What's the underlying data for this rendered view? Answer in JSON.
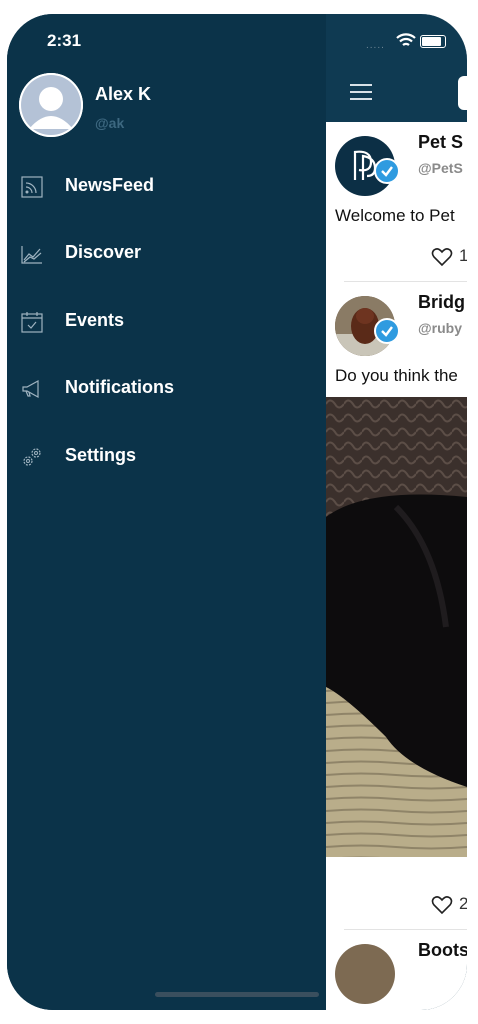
{
  "status_bar": {
    "time": "2:31",
    "signal": "....."
  },
  "user": {
    "name": "Alex K",
    "handle": "@ak"
  },
  "menu": [
    {
      "label": "NewsFeed",
      "icon": "rss-icon"
    },
    {
      "label": "Discover",
      "icon": "chart-icon"
    },
    {
      "label": "Events",
      "icon": "calendar-icon"
    },
    {
      "label": "Notifications",
      "icon": "megaphone-icon"
    },
    {
      "label": "Settings",
      "icon": "gears-icon"
    }
  ],
  "feed": {
    "posts": [
      {
        "name": "Pet S",
        "handle": "@PetS",
        "text": "Welcome to Pet",
        "likes": "1"
      },
      {
        "name": "Bridg",
        "handle": "@ruby",
        "text": "Do you think the",
        "likes": "2"
      },
      {
        "name": "Boots"
      }
    ]
  },
  "colors": {
    "drawer_bg": "#0b3349",
    "header_bg": "#0f3a52",
    "verified": "#2f9be0"
  }
}
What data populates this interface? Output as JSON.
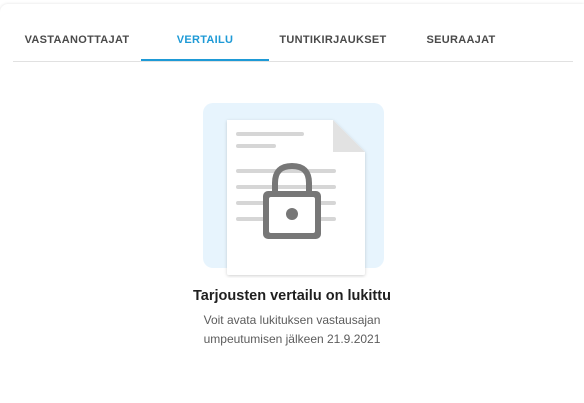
{
  "tabs": [
    {
      "label": "VASTAANOTTAJAT",
      "active": false
    },
    {
      "label": "VERTAILU",
      "active": true
    },
    {
      "label": "TUNTIKIRJAUKSET",
      "active": false
    },
    {
      "label": "SEURAAJAT",
      "active": false
    }
  ],
  "empty_state": {
    "illustration_icon": "locked-document-icon",
    "title": "Tarjousten vertailu on lukittu",
    "description_line1": "Voit avata lukituksen vastausajan",
    "description_line2": "umpeutumisen jälkeen 21.9.2021"
  },
  "colors": {
    "accent": "#1e9ad6",
    "illustration_bg": "#e7f4fd",
    "lock": "#7a7a7a"
  }
}
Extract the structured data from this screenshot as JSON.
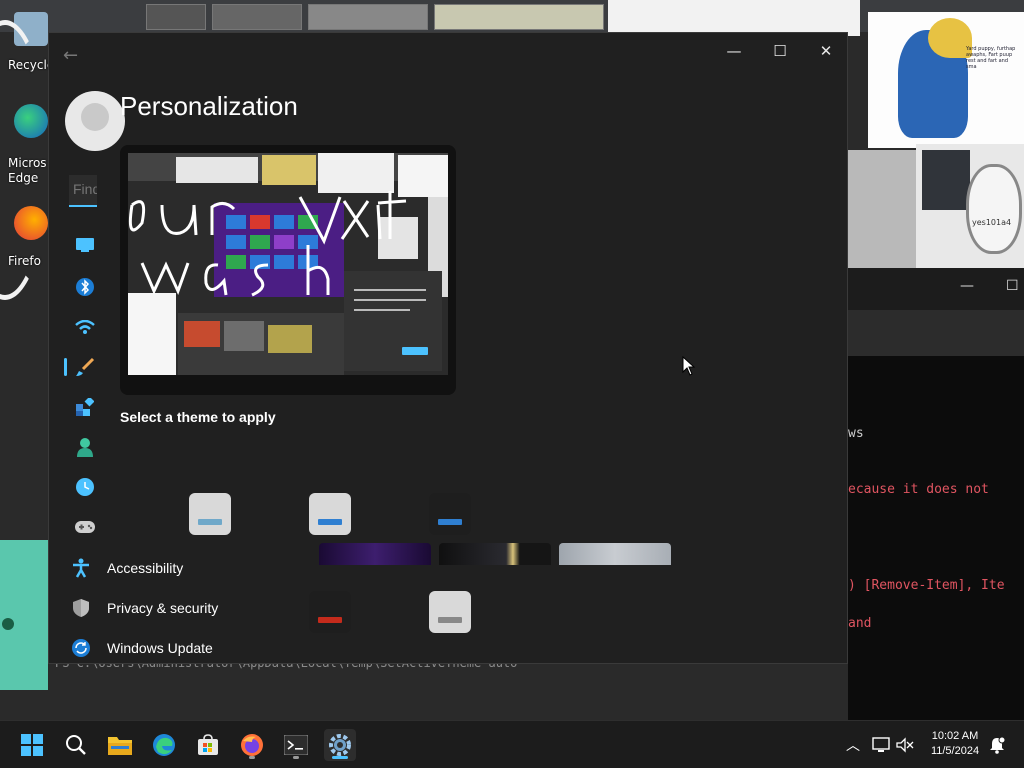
{
  "window": {
    "title": "Personalization",
    "controls": {
      "minimize": "—",
      "maximize": "☐",
      "close": "✕"
    }
  },
  "search": {
    "placeholder": "Find a setting",
    "value": ""
  },
  "nav": {
    "icons": [
      {
        "name": "system",
        "color": "#4cc2ff"
      },
      {
        "name": "bluetooth",
        "color": "#4cc2ff"
      },
      {
        "name": "network",
        "color": "#4cc2ff"
      },
      {
        "name": "personalization",
        "color": "#f0a854",
        "active": true
      },
      {
        "name": "apps",
        "color": "#4cc2ff"
      },
      {
        "name": "accounts",
        "color": "#40c8a0"
      },
      {
        "name": "time-language",
        "color": "#4cc2ff"
      },
      {
        "name": "gaming",
        "color": "#cccccc"
      }
    ],
    "items": [
      {
        "label": "Accessibility"
      },
      {
        "label": "Privacy & security"
      },
      {
        "label": "Windows Update"
      }
    ]
  },
  "main": {
    "section_label": "Select a theme to apply"
  },
  "themes": [
    {
      "name": "light-theme-1",
      "bg": "#d9d9d9",
      "bar": "#6fa8c9"
    },
    {
      "name": "light-theme-2",
      "bg": "#d9d9d9",
      "bar": "#2f7fd1"
    },
    {
      "name": "dark-theme-1",
      "bg": "#1e1e1e",
      "bar": "#2f7fd1"
    },
    {
      "name": "glow-theme",
      "bg": "#2a1540",
      "bar": ""
    },
    {
      "name": "captured-motion-theme",
      "bg": "#141414",
      "bar": ""
    },
    {
      "name": "flow-theme",
      "bg": "#b7bcc2",
      "bar": ""
    },
    {
      "name": "dark-theme-red",
      "bg": "#1e1e1e",
      "bar": "#c42b1c"
    },
    {
      "name": "light-theme-3",
      "bg": "#d9d9d9",
      "bar": "#888888"
    }
  ],
  "desktop": {
    "icons": [
      {
        "label": "Recycle"
      },
      {
        "label": "Micros Edge"
      },
      {
        "label": "Firefo"
      }
    ],
    "cartoon_text": "Yard puppy, furthap awaphs, Fart puup rest and fart and sma",
    "mini_label": "yes101a4"
  },
  "terminal": {
    "lines": [
      {
        "text": "ws",
        "color": "gray"
      },
      {
        "text": "ecause it does not",
        "color": "red"
      },
      {
        "text": ") [Remove-Item], Ite",
        "color": "red"
      },
      {
        "text": "and",
        "color": "red"
      }
    ],
    "bottom_line": "PS C:\\Users\\Administrator\\AppData\\Local\\Temp\\SetActiveTheme-auto"
  },
  "taskbar": {
    "apps": [
      {
        "name": "start",
        "active": false
      },
      {
        "name": "search",
        "active": false
      },
      {
        "name": "file-explorer",
        "active": false
      },
      {
        "name": "edge",
        "active": false
      },
      {
        "name": "store",
        "active": false
      },
      {
        "name": "firefox",
        "active": false,
        "running": true
      },
      {
        "name": "terminal",
        "active": false,
        "running": true
      },
      {
        "name": "settings",
        "active": true,
        "running": true
      }
    ],
    "time": "10:02 AM",
    "date": "11/5/2024"
  }
}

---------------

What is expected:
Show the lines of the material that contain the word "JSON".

Output:
What's the underlying data for this rendered view? Answer in JSON.
What data populates this interface? Output as JSON.
Extract the structured data from this screenshot as JSON.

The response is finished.